● Exercise goal
Across the data, every line with the word "icon" counts once; state the total alone.

● Records shown

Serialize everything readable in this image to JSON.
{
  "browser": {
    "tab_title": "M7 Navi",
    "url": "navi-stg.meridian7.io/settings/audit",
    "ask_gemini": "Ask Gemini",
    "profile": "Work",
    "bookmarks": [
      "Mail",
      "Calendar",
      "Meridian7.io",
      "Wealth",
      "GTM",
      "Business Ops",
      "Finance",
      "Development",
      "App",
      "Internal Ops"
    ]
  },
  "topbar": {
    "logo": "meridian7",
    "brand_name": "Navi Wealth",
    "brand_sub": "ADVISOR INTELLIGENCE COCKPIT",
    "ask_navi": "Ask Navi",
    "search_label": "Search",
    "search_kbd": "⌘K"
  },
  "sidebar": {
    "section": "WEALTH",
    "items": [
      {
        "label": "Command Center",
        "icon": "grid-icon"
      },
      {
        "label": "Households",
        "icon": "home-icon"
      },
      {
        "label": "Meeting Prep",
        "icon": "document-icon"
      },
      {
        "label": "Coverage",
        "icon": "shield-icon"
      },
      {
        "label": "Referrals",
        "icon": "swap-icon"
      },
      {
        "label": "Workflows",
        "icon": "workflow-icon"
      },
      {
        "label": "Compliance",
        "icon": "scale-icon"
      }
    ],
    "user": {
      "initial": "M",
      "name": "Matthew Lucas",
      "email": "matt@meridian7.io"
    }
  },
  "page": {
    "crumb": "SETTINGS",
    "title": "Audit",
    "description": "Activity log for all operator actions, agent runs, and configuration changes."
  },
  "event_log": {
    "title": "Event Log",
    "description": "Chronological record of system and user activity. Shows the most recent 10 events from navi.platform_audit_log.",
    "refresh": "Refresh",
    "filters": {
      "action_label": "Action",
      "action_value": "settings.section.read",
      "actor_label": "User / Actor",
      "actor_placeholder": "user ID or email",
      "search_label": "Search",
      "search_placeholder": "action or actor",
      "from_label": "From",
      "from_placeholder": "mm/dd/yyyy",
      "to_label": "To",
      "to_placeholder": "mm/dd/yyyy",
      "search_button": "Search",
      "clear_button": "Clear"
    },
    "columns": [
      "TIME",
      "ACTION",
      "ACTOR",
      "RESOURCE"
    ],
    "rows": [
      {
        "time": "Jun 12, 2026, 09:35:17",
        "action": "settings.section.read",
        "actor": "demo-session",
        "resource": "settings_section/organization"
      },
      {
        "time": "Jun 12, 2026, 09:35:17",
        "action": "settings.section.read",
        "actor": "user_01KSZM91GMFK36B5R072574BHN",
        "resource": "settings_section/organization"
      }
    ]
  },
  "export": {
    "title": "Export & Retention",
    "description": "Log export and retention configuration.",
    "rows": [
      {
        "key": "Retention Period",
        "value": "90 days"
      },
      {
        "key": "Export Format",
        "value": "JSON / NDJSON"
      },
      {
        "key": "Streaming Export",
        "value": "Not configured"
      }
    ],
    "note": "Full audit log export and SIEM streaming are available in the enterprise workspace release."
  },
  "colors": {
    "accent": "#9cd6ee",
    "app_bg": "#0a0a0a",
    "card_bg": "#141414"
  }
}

● Result of the task
7